Prof Miguel Sanjuan engaged us on the use of basin entropy to quantify the uncertainty in Wada basins.
Prof Jose Mendes illuminated us on how simplicial complexes lead to a zoo of architectures and geometries of complex networks.
Prof Stefan Thurner showed us that by using sample space reducing as a framework for driven-system with relaxation, a host of distributions can be derived to describe the statistics of non-equilibrium systems.
Dr Philip Chodrow introduced a new approach that accurately predicts the occurrence of phase transition of persistent disagreement in the adaptive voter model.
Dr Malgorzata Turalska shared with us the importance of considering network assortativity in suppressing large cascades within inter-dependent network.
Prof Mile Gu intrigued us with the theory that quantum models running classical causally asymmetric stochastic processes have vanishing memory overheads.

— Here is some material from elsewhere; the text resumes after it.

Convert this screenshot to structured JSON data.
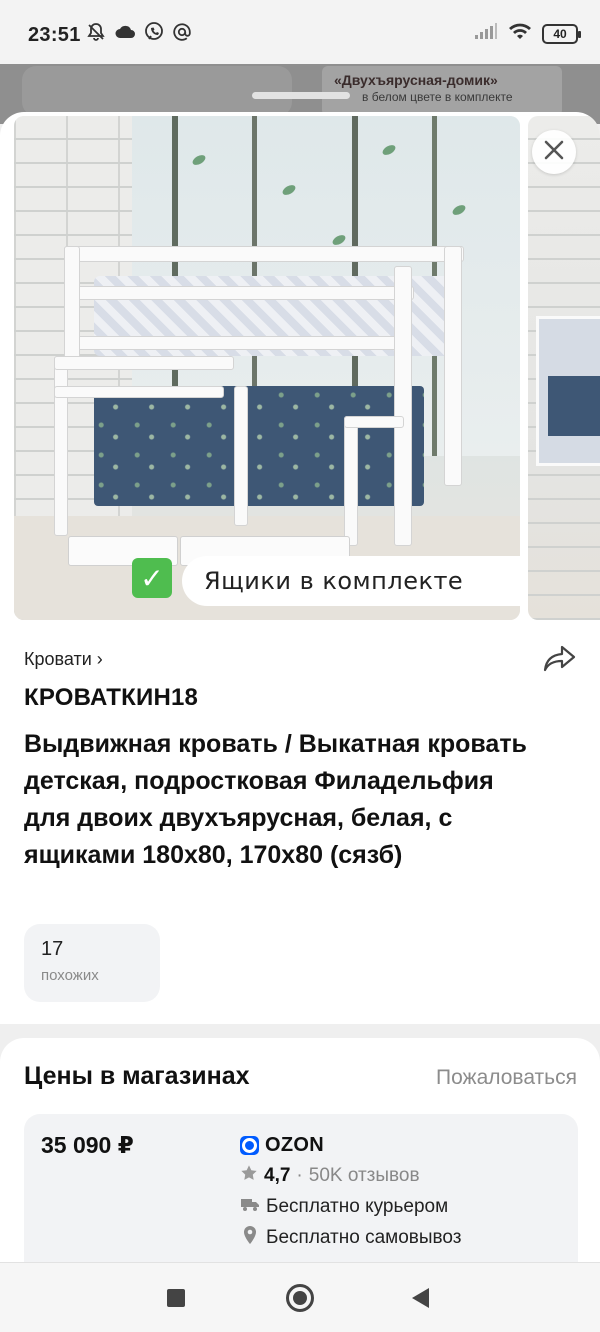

Prof Kang Hao Cheong explained to us how biological organisms can combine the losing strategies of nomadism and colonialism to paradoxically survive and maintain long term growth.
Prof Byungnam Kahng demonstrated how a restricted random graph model can be used to uncover the underlying mechanism of hybrid percolation transition in terms of cluster merging processes.

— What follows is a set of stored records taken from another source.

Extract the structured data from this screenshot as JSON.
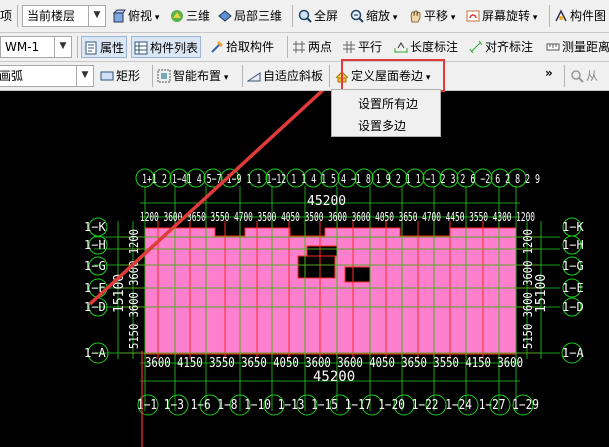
{
  "toolbar1": {
    "left_fragment": "项",
    "floor_combo": "当前楼层",
    "top_view": "俯视",
    "view_3d": "三维",
    "partial_3d": "局部三维",
    "fullscreen": "全屏",
    "zoom": "缩放",
    "pan": "平移",
    "rotate": "屏幕旋转",
    "component": "构件图"
  },
  "toolbar2": {
    "component_select": "WM-1",
    "properties": "属性",
    "component_list": "构件列表",
    "pick_component": "拾取构件",
    "two_point": "两点",
    "parallel": "平行",
    "length_dim": "长度标注",
    "align_dim": "对齐标注",
    "measure": "测量距离"
  },
  "toolbar3": {
    "arc_combo": "画弧",
    "rectangle": "矩形",
    "smart_layout": "智能布置",
    "adaptive_slope": "自适应斜板",
    "define_roof_edge": "定义屋面卷边",
    "overflow": "»",
    "from_fragment": "从"
  },
  "popup_menu": [
    "设置所有边",
    "设置多边"
  ],
  "drawing": {
    "top_axis_labels": "1+1 2 1−41 4 5−7 1−9 1 1 1−12 1 1 4 1 5 4 −1 8 1 9 2 1 1 −1 2 3 2 6 −2 6 2 8 2 9",
    "top_dims_row": "1200 3600 3650 3550 4700 3500 4050 3500 3600 3600 4050 3650 4700 4450 3550 4300 1200",
    "top_total": "45200",
    "bottom_dims_row": "3600 4150 3550 3650 4050 3600 3600 4050 3650 3550 4150 3600",
    "bottom_total": "45200",
    "bottom_axis_labels": "1−1 1−3 1−6 1−8 1−10 1−13 1−15 1−17 1−20 1−22 1−24 1−27 1−29",
    "left_axis_labels": [
      "1−K",
      "1−H",
      "1−G",
      "1−E",
      "1−D",
      "1−A"
    ],
    "right_axis_labels": [
      "1−K",
      "1−H",
      "1−G",
      "1−E",
      "1−D",
      "1−A"
    ],
    "left_dim": "15100",
    "right_dim": "15100",
    "left_dims_vertical": "5150 3600 3600 1200",
    "right_dims_vertical": "5150 3600 3600 1200",
    "colors": {
      "slab": "#ff7fcf",
      "axis": "#1fd01f",
      "beam": "#ff2a2a",
      "text": "#ffffff",
      "callout": "#e03a3a"
    }
  }
}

Lin Zhang presented on the complex dynamics that evolve in neural networks and how he employed mutual information to characterize it.

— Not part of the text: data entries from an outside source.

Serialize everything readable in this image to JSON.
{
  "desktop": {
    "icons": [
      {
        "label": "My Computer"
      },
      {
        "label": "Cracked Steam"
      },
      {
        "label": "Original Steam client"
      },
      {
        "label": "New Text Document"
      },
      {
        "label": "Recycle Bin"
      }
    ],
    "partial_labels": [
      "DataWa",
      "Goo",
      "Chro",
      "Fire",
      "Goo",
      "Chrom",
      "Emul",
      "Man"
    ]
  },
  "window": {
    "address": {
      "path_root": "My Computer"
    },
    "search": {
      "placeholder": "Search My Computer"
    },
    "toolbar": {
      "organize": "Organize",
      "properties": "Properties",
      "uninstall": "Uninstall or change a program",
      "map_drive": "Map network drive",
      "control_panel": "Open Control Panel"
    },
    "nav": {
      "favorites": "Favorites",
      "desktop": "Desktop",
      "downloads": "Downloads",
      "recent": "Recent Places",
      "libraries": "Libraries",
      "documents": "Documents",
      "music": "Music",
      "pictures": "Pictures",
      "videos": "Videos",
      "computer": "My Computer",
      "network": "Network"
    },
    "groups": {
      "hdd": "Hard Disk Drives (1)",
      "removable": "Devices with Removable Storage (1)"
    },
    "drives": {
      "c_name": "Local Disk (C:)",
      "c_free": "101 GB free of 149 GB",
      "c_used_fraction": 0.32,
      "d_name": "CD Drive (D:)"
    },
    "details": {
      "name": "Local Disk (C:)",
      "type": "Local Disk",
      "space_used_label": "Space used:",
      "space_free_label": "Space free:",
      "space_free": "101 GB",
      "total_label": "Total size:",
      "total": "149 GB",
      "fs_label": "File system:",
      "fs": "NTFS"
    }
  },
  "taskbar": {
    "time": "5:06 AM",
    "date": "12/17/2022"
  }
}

Ayana Aspembitova analyzed empirical data from the cryptocurrency markets of bitcoin and ethereum, and inferred their market participants behavior by means of network construction, clustering, and features extraction.